by Paul Wanecski
The Raiders are always a fun team to pay attention to, primarily because they have the ability to make great or simply awful decisions. Really, very little middle ground exists and they are nothing if not polarizing. With new/old head coach Jon Gruden at the helm, steering the 2018 Raiders is going to be, as it always is, an unpredictable adventure.
Oakland has never been one to shy away from taking risks in free agency. Let’s start with the obvious. The team had some issues to deal with, releasing LB Aldon Smith (come on, we all knew that wasn’t going to be a long-lasting relationship), WR Michael Crabtree, P Marquette King, waived TE Clive Walford, released Marshall Newhouse and did the same with CB Sean Smith. New to the Raiders will be RB Doug Martin (this is really a great signing for them), WR Jordy Nelson, DE Tank Carradine, CB Shareece Wright, and resigned S Reggie Nelson and DT Justin Ellis. Of course, they have more signings but these are the highlights. They also traded for Vikings project WR Cordarrelle Patterson to the New England Patriots with a sixth-round selection to move 51 selections up the draft board into the 5th round. They did the same with the Cowboys, shipping FB Jamize Olawale and the 192nd pick in exchange for the 173rd overall selection. These trades are both smart moves as neither are impact players. Remaining unsigned in ILB NaVorro Bowman.

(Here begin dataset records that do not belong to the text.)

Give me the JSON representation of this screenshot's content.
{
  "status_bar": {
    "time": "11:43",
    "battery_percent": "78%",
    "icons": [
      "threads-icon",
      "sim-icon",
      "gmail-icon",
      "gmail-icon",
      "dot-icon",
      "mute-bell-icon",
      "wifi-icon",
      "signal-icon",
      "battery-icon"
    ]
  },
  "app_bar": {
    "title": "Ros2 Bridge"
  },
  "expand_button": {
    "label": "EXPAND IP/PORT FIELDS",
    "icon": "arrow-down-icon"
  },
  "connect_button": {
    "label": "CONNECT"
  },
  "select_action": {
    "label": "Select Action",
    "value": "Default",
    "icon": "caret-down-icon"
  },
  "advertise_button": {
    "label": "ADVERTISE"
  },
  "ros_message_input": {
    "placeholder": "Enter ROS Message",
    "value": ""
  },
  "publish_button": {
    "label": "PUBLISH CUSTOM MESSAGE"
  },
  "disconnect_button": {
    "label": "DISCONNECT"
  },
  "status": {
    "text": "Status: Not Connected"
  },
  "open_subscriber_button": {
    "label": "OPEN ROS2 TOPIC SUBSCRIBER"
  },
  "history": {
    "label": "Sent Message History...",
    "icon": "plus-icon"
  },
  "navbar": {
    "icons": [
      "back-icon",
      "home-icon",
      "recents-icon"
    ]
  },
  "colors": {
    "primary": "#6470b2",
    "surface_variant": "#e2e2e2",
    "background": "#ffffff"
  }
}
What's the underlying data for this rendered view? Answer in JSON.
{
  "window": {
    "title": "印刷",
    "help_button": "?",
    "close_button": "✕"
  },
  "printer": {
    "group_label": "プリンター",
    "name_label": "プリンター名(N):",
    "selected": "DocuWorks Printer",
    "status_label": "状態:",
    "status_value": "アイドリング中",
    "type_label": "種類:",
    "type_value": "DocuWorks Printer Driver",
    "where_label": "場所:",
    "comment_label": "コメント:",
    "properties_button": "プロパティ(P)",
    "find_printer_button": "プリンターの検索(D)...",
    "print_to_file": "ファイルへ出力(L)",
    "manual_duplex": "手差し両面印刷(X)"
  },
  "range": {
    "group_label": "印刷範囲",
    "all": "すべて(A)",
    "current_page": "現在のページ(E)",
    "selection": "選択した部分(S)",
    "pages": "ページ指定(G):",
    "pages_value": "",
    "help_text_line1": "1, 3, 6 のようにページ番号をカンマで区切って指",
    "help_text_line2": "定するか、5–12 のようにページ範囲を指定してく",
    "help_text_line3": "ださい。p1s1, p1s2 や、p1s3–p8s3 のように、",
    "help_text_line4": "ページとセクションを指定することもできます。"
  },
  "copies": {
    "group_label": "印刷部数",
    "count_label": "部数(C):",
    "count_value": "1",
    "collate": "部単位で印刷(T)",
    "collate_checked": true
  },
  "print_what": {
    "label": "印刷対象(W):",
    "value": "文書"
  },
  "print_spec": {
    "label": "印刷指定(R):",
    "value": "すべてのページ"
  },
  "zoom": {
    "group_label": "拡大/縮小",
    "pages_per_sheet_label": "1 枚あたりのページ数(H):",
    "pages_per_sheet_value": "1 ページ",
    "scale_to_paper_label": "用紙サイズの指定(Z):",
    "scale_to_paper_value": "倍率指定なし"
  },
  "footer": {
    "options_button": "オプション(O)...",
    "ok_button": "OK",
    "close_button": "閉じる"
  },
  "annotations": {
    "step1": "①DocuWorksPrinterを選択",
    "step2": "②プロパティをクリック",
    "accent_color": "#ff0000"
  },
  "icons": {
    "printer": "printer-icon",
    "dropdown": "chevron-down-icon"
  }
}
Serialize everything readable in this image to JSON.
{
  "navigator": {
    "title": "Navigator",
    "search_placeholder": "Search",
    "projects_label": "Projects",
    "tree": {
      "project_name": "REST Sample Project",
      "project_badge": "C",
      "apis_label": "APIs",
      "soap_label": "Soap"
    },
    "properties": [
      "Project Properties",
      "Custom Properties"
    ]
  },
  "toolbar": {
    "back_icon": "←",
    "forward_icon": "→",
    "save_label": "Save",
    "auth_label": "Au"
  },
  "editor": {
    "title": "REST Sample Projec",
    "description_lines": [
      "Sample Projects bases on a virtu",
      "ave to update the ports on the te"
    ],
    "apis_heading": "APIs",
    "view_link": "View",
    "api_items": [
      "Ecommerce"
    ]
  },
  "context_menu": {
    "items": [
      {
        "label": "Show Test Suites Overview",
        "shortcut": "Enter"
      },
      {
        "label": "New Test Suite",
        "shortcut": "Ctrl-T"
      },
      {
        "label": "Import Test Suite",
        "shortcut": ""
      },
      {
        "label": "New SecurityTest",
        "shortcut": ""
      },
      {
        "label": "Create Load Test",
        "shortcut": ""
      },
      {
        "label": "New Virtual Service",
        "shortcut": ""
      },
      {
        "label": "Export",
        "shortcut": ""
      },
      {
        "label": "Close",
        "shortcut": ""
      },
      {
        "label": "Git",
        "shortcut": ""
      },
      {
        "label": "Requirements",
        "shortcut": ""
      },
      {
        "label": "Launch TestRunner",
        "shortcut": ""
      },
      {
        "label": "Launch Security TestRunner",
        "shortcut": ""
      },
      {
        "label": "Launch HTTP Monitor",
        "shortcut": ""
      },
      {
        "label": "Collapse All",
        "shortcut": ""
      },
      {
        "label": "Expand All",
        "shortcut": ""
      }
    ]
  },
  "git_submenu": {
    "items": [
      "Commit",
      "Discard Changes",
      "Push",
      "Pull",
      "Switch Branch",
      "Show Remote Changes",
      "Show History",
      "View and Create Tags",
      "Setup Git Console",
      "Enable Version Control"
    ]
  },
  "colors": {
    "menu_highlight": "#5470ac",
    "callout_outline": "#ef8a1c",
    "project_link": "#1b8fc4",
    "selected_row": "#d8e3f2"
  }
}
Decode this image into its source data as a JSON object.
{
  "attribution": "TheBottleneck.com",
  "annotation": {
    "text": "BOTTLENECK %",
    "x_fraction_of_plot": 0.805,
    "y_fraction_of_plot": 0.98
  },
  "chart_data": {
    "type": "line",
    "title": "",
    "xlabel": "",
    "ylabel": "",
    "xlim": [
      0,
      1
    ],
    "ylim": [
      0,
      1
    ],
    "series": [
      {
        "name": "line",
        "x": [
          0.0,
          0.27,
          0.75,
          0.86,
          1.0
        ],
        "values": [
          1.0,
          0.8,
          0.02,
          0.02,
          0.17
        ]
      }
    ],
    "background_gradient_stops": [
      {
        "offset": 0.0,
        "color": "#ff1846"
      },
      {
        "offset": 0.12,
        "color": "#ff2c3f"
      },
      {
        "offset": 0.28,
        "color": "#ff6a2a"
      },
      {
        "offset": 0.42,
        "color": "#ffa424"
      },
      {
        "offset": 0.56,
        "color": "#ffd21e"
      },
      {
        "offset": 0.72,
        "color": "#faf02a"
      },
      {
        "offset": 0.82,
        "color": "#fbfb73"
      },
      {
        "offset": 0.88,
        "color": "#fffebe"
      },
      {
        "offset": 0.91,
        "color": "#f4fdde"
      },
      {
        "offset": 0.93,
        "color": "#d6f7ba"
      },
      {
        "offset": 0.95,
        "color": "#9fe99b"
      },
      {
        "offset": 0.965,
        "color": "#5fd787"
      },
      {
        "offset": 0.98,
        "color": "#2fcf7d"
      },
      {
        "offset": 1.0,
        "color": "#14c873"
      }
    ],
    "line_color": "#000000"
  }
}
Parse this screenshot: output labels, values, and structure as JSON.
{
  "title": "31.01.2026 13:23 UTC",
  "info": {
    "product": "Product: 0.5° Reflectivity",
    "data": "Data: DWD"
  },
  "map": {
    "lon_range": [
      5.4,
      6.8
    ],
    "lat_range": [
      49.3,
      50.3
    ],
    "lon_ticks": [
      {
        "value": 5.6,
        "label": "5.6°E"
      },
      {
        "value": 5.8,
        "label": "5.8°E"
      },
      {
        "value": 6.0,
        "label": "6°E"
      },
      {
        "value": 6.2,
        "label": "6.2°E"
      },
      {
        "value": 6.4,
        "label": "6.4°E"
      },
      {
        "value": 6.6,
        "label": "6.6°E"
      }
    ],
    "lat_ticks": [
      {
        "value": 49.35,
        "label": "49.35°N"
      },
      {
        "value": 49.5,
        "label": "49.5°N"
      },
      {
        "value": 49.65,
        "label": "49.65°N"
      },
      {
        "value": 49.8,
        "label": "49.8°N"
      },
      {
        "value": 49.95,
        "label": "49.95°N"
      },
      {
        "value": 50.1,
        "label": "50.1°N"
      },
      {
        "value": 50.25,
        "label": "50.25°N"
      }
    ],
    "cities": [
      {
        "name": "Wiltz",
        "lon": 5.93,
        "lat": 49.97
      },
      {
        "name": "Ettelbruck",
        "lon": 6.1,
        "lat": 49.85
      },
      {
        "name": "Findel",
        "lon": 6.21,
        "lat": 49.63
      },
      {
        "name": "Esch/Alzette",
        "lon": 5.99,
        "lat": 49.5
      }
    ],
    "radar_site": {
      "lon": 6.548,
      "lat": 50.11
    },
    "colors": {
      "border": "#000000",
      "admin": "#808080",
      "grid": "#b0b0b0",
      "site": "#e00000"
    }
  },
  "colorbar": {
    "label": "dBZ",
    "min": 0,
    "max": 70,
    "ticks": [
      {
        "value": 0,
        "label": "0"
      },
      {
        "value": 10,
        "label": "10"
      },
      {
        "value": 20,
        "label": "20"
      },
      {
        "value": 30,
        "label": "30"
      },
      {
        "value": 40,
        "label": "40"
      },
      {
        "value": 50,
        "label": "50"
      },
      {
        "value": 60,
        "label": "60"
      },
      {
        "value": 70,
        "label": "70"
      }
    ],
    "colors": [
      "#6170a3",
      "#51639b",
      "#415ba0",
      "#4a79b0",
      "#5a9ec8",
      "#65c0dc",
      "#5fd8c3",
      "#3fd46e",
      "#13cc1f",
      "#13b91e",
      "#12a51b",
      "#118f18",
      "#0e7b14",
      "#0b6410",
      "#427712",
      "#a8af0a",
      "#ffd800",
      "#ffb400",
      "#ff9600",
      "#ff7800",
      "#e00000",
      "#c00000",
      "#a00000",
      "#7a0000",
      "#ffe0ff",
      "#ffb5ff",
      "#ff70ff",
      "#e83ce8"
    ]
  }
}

At this time, some contracts were not available (example: Doug Martin), but let’s just assume his one-year contract is for $3million. That brings the Raiders to have around $18m in salary cap space entering the draft, where they are projected to spend another $10m to sign those players. This brings them to about $8m in actual salary cap space, just looking very broadly at the roster. That is going to create some major problems for them since DE Khalil Mack is entering his contract year. So is CB Rashaan Melvin, TE Jared Cook and newly signed SS Marcus Gilchrist and RB Doug Martin. The money is quickly drying up for Oakland who is going to need some major reshuffling done entering 2019 since 5 players will have over $9.25m in cap hit (the top five will combine for $66.224m in cap space, equal to 35% of the team’s cap space this year).
In total, the Raiders walk into the NFL Draft with 12 selections and they really need them. Last year they bet the long game on CB Gareon Conley who should be ready to go this year, but with the holes at RB, TE, LB, and the secondary, not to mention the possibility of losing both Mack to free agency and Bruce Irvin to release due to salary restrictions, Oakland has plenty of needs. The line also played pretty poorly last year, so nearly every position could see improvement.
The team could address a lot of areas with the 10th overall selection. Notre Dame’s Mike McGlinchey could be the target since the team has basically a swinging gate on the right side of the line. If he is gone, Connor Williams from Texas could be next up but last year we saw the tackle position slide to the 20th overall pick, the lowest in NFL history. It is possible that one of the two top Cornerbacks will still be on the board, likely Denzel Ward from Ohio State. Yes, the team invested in the secondary last year but they need to double down on that bet early in the draft. The might also target an ILB like Georgia’s Roquan Smith, but that position is another that is typically undervalued. They would be able to trade down a handful of spots and probably still secure Smith, especially if Bowman remains unsigned prior to the draft. After that, the needs will swing to the Defensive Line and the team will have a wide variety of options. If they feel that resigning Mack isn’t going to be an option, they might draft an edge rusher, but assuming they are addressing the need, a player like Vita Vea (this would be a reach at this pick since he could easily fall lower) could plug that interior up.